Development must be social, inclusive, and equitable, while protecting the environment.
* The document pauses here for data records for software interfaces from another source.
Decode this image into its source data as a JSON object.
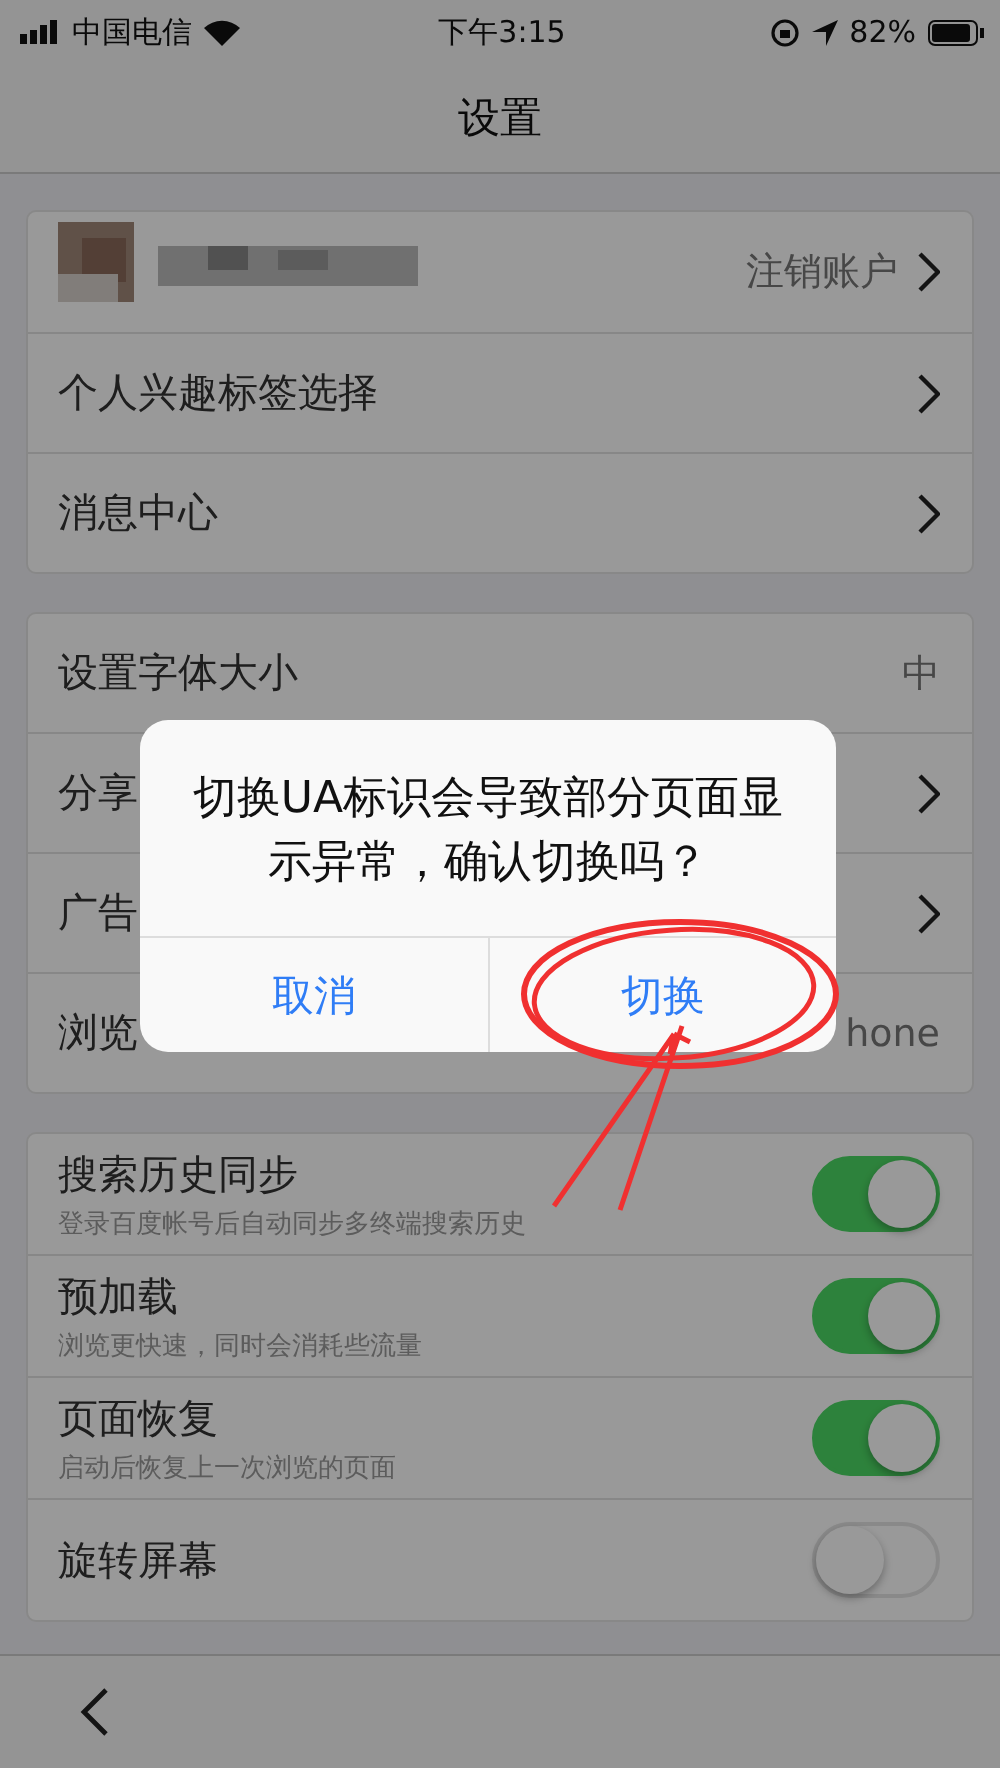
{
  "status_bar": {
    "carrier": "中国电信",
    "time": "下午3:15",
    "battery": "82%"
  },
  "nav": {
    "title": "设置"
  },
  "groups": [
    {
      "rows": [
        {
          "kind": "account",
          "value": "注销账户",
          "chevron": true
        },
        {
          "kind": "link",
          "label": "个人兴趣标签选择",
          "chevron": true
        },
        {
          "kind": "link",
          "label": "消息中心",
          "chevron": true
        }
      ]
    },
    {
      "rows": [
        {
          "kind": "link",
          "label": "设置字体大小",
          "value": "中",
          "chevron": false
        },
        {
          "kind": "link",
          "label": "分享",
          "chevron": true
        },
        {
          "kind": "link",
          "label": "广告",
          "chevron": true
        },
        {
          "kind": "link",
          "label": "浏览",
          "value": "hone",
          "chevron": false
        }
      ]
    },
    {
      "rows": [
        {
          "kind": "toggle",
          "label": "搜索历史同步",
          "sub": "登录百度帐号后自动同步多终端搜索历史",
          "on": true
        },
        {
          "kind": "toggle",
          "label": "预加载",
          "sub": "浏览更快速，同时会消耗些流量",
          "on": true
        },
        {
          "kind": "toggle",
          "label": "页面恢复",
          "sub": "启动后恢复上一次浏览的页面",
          "on": true
        },
        {
          "kind": "toggle",
          "label": "旋转屏幕",
          "on": false
        }
      ]
    }
  ],
  "dialog": {
    "message": "切换UA标识会导致部分页面显示异常，确认切换吗？",
    "buttons": [
      {
        "label": "取消"
      },
      {
        "label": "切换"
      }
    ]
  }
}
The United Nations’ Sustainable Development Goals (SDG from now on) are an example of the high level of success achievable by multilateral diplomacy and the United Nations’ system at its best. They have a huge potential to be change drivers, and they are wide in scope and full of ambitions. All 17 goals of the SDG are broad and interdependent, and their agreement took decades of efforts, work, and dialogue until the Rio Earth Summit. The conference established the idea that global negotiations were required to face environmental issues, and the problematic of facing the extremely complex nature of those topics by centralized top-down approaches. Moreover, it also represented turning point in the multilevel negotiations of a multicentric world. The state-centric world met for the first time in a major international conference its non-state counterparts in an exchange of knowledge and experiences and network building, which opened the gates for experimentation with new tools and instruments used to influence behaviour. Nonetheless, this does not mean that private actors substituted public state actors. It must be warned that, although a remarkable achievement, SDGs do not guarantee success by themselves. Therefore, there are some risks that must be considered to successfully achieve those goals and avoid for them to be exploited for the benefit of some actors. First, it exists the serious risks of either governments or private actors to cherry pick those goals that are far easier to achieve, or that provide more benefits, either material or intangible, like prestige, while avoiding those that require a greater investment or significative structural changes, like behavioural or economic changes. It also exists the possibility of the use of the SDGs by private actors to whitewash their bad praxis. For example, companies can place financial resources to fund projects related to the environment while at the same time avoiding shifting their business activities. It is also important to understand that for those countries with a lesser level of development, the attainment of some of the SDGs can be more costly. This links with the possible risk of actors purposely choosing easier goals while avoiding controversial or difficult ones. It must be understood that the SDGs must not serve as some sort of block or ceiling for the development of underdeveloped countries, and the ambition of developed countries should accordingly rise. Furthermore, goals should be pursued in an intertwined way instead of individually, for some of the issues addressed in the SDGs are covered by multiple goals. Finally, and related to the last point, a holistic integrated system of policies must be applied, for focusing on some of the goals with detriment of others, without taking into account their intertwined nature, may have the undesired consequence of further advance the prioritized goal at the cost of a setback in the others. If a certain country focuses only on economic development, negative externalities might appear in the environmental dimension. A special focus should be placed on the environment. Facing the rise of the apocalyptic trends stating that is either too late or it soon will be if nothing changes, Hulme wrote a very insightful essay on the topic, reviewing nine papers that appeared in a special issue of WIRE. In particular, by reviewing the works of Jewell, Dubash and La Rovere, Hulme explores the idea of focusing not just on the technical or economic possibilities, but also on the political feasibility, which is often overlooked or not considered at all. His conclusion matches the spirit of the SDGs. That is not to limit the scope of mother nature, but to add humans too. Therefore, development must be social, inclusive, and equitable, while protecting the environment. This is reflected in Hulme conclusive affirmation “how one gets there matters more […] tan merely getting there.” As a conclusion, we should understand the complex processes leading to the SDGs, to learn from their triumphs and build upon their achievements, and we never should lose sight of the potential risks, so we can exploit the victory of multilateralism instead of settle for less than acceptable results. This involves an honest, comprehensive, holistic, and multidimensional approach combined with a clear definition of the capabilities and possibilities of every actor to pursue these goals.